we can chose initial pH conditions (pre-industrial, modern and future scenarios that is (pH:8.2-8.3;  7.9-8.0 and 7.7-7.8 respectively).  pH and alkalinity of the seawater can be adjusted by using  either CO2 gas bubbling or addition of a mineral acid with combination of NaHCO3/Na2CO3.
Sampling can be done by short and long-term perspectives (minutes, hours and days)

Analysis & Techniques:  pH, alkalinity will be measured by using the potentiometric or optical methods.  pCO2, and DIC (HCO-3, CO-23, CO2) will be calculated by using CO2Sys and SeaCarb programs.

CaO, Ca(OH)2, CaCO3 and other Ca, Mg carbonate species will be followed by XRD after filtration. Relevant total and dissolved elements will be measured by SeFast connected HR-ICP-MS

 

CO2/ Carbon cycle :
Characterization of the organic carbon in seawater and surface sediments

 

Increasing CO2 in the atmosphere is one of the main global environmental problem. Both greenhouse effects and ocean acidification ere due to accumulation of CO2  in the atmosphere. It is critical to control CO2 increase in the atmosphere. Oceanic processes are important for removal of CO2 and control its level in the atmosphere by photosynthesis and eventually by exporting biologically fixed CO2  as forms of dissolved and particulate Organic  Carbon (DOC/POC) into deep water and  sediment.

it is important to follow the carbon export from surface water to the deep water and its fate. In this work we are going to collect DOC and POC  in water column and sediment (pore water) to characterize whether they are labile  or refractory  for microbial decomposition.
Multi analytical techniques will be used to determine the distribution and transformation of DOC and POC  (i.e. Synapt G2-S Q-TOF, , NMR, CDOM, FDOM).
Collaboration with Marine Biologist in Dept of Biology.

 

Co-Supervisor : Alexandros Asimakopoulos alexandros.asimakopoulos@ntnu.no

Co-Supervisor : Nebojsa Simic nebojsa.simic@ntnu.no

 

Reactive Oxygen Species  (ROS)

Role of plankton for H2O2  production in seawater

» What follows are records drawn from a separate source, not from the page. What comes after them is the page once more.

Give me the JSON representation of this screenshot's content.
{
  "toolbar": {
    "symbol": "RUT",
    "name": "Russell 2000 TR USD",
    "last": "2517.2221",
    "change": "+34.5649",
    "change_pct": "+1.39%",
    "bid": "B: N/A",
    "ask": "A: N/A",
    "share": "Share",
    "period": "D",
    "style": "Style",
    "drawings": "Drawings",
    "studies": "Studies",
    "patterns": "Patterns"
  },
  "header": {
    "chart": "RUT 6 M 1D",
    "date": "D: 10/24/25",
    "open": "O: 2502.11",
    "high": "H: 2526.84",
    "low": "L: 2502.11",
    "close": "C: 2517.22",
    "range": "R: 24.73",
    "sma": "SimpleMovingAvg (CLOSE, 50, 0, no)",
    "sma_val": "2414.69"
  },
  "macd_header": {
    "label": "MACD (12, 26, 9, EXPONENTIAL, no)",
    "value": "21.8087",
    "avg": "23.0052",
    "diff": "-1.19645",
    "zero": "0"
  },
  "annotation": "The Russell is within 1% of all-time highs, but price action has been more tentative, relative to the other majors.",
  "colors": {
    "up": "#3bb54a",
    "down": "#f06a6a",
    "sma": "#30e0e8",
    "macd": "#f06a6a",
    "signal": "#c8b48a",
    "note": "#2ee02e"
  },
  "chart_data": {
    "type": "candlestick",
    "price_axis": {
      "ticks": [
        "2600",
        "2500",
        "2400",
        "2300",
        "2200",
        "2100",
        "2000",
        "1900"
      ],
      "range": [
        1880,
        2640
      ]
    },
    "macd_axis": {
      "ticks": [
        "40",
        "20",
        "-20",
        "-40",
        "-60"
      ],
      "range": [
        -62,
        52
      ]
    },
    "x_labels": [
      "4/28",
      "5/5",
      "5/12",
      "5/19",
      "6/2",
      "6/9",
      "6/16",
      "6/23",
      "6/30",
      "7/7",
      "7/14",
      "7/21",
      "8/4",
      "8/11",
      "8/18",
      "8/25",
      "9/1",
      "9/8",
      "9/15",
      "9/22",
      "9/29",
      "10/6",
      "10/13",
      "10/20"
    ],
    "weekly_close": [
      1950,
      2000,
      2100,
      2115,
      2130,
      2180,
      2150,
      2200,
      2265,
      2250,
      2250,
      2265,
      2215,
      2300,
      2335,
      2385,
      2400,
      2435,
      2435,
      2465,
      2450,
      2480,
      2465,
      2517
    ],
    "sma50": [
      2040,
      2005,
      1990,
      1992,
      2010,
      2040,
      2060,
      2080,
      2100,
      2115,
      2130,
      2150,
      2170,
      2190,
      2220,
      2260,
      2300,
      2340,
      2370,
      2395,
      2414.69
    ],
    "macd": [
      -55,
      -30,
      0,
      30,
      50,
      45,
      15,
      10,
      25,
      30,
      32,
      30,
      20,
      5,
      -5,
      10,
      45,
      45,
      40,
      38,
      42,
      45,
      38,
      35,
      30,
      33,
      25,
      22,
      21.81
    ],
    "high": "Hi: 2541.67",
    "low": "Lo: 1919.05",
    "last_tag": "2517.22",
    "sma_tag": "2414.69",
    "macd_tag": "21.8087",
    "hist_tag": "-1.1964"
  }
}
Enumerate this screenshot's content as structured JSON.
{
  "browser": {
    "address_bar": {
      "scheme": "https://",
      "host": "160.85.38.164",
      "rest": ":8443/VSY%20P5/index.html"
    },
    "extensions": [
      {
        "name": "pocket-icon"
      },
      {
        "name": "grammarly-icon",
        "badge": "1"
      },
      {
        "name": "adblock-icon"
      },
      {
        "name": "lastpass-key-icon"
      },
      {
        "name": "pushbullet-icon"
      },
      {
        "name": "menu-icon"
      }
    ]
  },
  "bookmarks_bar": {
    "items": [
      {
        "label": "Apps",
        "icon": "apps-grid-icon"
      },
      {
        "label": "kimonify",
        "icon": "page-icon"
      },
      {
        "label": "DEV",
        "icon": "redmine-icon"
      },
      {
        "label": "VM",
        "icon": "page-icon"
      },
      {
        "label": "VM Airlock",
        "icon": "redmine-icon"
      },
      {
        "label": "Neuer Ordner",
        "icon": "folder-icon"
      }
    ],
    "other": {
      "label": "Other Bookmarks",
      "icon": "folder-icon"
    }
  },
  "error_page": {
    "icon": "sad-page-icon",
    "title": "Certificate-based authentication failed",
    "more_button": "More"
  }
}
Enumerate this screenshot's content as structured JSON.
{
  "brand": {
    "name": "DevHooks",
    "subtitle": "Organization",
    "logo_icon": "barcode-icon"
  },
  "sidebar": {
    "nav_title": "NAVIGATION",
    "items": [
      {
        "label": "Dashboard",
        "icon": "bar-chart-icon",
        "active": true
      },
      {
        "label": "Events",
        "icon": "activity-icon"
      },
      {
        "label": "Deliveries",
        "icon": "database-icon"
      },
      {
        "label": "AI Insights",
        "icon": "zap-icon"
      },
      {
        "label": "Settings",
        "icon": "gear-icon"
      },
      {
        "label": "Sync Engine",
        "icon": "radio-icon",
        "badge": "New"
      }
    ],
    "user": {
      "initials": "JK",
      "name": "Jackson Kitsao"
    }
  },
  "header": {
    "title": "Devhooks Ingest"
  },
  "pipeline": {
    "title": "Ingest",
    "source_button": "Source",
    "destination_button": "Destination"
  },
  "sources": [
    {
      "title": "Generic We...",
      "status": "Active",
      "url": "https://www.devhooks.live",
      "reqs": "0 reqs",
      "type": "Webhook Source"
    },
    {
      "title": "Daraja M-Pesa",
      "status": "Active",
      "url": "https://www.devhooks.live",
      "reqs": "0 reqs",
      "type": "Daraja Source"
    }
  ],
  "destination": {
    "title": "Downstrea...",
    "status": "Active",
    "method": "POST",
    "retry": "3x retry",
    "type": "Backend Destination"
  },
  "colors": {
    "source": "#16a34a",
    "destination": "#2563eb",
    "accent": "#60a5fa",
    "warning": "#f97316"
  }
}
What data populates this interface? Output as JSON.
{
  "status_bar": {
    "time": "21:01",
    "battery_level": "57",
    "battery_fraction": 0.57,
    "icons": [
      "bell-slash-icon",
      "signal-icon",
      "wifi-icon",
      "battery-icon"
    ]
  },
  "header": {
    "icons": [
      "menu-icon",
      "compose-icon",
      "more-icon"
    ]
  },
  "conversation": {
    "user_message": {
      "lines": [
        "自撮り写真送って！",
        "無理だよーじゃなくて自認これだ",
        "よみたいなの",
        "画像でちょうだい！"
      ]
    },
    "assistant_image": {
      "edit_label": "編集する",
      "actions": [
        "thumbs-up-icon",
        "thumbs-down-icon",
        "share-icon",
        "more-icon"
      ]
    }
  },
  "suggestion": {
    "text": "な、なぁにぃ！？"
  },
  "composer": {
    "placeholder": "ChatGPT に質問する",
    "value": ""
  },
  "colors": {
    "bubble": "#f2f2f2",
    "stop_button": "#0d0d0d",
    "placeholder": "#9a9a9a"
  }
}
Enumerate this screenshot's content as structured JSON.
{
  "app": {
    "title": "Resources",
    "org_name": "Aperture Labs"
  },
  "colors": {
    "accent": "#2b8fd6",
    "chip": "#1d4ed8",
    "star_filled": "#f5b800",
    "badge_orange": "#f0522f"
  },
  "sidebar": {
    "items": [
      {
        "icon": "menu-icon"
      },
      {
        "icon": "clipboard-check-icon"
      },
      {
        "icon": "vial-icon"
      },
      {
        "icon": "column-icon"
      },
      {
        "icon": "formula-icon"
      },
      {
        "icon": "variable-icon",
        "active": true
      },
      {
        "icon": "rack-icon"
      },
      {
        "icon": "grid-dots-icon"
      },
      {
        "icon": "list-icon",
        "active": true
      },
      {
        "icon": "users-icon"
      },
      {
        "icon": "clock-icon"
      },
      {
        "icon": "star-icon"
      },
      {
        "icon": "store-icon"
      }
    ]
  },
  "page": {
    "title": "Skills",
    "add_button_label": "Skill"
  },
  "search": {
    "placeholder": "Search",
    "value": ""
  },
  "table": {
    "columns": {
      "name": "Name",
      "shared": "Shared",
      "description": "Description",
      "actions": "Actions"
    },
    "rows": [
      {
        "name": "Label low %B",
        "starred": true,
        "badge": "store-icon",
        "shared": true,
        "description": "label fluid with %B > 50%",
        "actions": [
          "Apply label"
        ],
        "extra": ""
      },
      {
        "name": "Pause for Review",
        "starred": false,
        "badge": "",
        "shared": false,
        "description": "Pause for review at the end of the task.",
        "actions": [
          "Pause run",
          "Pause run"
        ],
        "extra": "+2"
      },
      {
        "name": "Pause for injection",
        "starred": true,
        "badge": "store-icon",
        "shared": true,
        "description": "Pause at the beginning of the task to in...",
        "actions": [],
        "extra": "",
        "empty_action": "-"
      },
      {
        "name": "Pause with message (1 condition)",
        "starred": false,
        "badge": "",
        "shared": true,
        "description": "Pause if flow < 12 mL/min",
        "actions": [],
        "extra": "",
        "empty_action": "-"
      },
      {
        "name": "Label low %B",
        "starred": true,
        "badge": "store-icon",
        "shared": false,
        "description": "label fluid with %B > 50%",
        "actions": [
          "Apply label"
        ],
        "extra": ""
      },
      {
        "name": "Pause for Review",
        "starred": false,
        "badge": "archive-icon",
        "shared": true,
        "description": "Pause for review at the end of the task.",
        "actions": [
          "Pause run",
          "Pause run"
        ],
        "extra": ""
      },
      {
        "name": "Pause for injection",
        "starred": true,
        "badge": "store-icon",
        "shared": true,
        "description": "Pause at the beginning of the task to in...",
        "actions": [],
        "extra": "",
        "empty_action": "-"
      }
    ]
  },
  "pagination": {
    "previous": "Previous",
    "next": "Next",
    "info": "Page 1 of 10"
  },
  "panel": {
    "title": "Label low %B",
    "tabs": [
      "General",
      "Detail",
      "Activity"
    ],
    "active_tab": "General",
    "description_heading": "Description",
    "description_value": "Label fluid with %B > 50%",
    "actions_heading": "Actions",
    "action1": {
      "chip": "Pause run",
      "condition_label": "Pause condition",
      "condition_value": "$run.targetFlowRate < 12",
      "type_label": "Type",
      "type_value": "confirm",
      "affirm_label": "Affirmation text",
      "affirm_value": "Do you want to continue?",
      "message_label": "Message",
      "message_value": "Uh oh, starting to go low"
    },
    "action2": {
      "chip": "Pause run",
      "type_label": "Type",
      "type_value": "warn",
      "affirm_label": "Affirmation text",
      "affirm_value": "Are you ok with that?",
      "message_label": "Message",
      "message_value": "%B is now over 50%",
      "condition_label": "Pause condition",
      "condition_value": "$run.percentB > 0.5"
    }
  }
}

Hydrogen peroxide, H2O2 is one of the most  dominant ROS in surface water. It is very strong oxidizing molecules and increase in concentration of , H2O2 is important stressors  for biology, and have critical impact of  many vital chemical process in seawater.

We are testing the role of grazing activities  of different zooplankton  on the production of , H2O2 


 

CONTACTS:
 

For details Murat V. Ardelan,  

                  Office: D2-214                              Murat.v.ardelan@ntnu.no


 For CO2 related  topics contact  Ana Borrero ana.r.borrero@ntnu.no
 

For Iron / Trace metals, contact  Annie Vera Hunnestad, annie.v.hunnestad@ntnu.no


For  ROS  contact  Nicolas Sanchez,         nicolas.sanchez@ntnu.no


 

Current projects

 

Master Projects